**App and web page records:**

------------------------------------

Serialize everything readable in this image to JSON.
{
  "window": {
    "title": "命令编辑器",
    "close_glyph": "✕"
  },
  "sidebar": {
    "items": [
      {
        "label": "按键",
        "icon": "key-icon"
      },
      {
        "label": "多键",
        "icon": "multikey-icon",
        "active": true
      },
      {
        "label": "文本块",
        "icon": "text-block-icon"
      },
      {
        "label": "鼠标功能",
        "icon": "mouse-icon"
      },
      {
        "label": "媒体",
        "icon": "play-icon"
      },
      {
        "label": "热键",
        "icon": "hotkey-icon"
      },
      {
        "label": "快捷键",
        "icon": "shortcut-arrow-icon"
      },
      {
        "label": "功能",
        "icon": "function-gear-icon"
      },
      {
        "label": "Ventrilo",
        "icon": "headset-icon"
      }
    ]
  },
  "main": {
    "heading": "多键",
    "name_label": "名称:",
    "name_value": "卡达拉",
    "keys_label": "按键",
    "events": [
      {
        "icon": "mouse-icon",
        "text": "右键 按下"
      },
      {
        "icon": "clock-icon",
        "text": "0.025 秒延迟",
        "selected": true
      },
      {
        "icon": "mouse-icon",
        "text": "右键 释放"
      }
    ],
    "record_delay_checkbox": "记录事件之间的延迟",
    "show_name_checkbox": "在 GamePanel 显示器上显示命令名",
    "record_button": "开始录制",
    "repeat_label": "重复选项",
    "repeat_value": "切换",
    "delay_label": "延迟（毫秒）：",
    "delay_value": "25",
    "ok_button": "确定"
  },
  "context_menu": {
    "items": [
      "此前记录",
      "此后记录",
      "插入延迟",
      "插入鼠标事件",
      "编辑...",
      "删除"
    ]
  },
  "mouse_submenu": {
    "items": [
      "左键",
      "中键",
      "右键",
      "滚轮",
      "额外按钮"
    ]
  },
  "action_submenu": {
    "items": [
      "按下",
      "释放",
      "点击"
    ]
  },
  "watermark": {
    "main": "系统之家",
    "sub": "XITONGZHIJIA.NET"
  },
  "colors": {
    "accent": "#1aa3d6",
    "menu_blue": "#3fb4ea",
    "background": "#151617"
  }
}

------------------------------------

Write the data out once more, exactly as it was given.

Serialize everything readable in this image to JSON.
{
  "window": {
    "title": "命令编辑器",
    "close_glyph": "✕"
  },
  "sidebar": {
    "items": [
      {
        "label": "按键",
        "icon": "key-icon"
      },
      {
        "label": "多键",
        "icon": "multikey-icon",
        "active": true
      },
      {
        "label": "文本块",
        "icon": "text-block-icon"
      },
      {
        "label": "鼠标功能",
        "icon": "mouse-icon"
      },
      {
        "label": "媒体",
        "icon": "play-icon"
      },
      {
        "label": "热键",
        "icon": "hotkey-icon"
      },
      {
        "label": "快捷键",
        "icon": "shortcut-arrow-icon"
      },
      {
        "label": "功能",
        "icon": "function-gear-icon"
      },
      {
        "label": "Ventrilo",
        "icon": "headset-icon"
      }
    ]
  },
  "main": {
    "heading": "多键",
    "name_label": "名称:",
    "name_value": "卡达拉",
    "keys_label": "按键",
    "events": [
      {
        "icon": "mouse-icon",
        "text": "右键 按下"
      },
      {
        "icon": "clock-icon",
        "text": "0.025 秒延迟",
        "selected": true
      },
      {
        "icon": "mouse-icon",
        "text": "右键 释放"
      }
    ],
    "record_delay_checkbox": "记录事件之间的延迟",
    "show_name_checkbox": "在 GamePanel 显示器上显示命令名",
    "record_button": "开始录制",
    "repeat_label": "重复选项",
    "repeat_value": "切换",
    "delay_label": "延迟（毫秒）：",
    "delay_value": "25",
    "ok_button": "确定"
  },
  "context_menu": {
    "items": [
      "此前记录",
      "此后记录",
      "插入延迟",
      "插入鼠标事件",
      "编辑...",
      "删除"
    ]
  },
  "mouse_submenu": {
    "items": [
      "左键",
      "中键",
      "右键",
      "滚轮",
      "额外按钮"
    ]
  },
  "action_submenu": {
    "items": [
      "按下",
      "释放",
      "点击"
    ]
  },
  "watermark": {
    "main": "系统之家",
    "sub": "XITONGZHIJIA.NET"
  },
  "colors": {
    "accent": "#1aa3d6",
    "menu_blue": "#3fb4ea",
    "background": "#151617"
  }
}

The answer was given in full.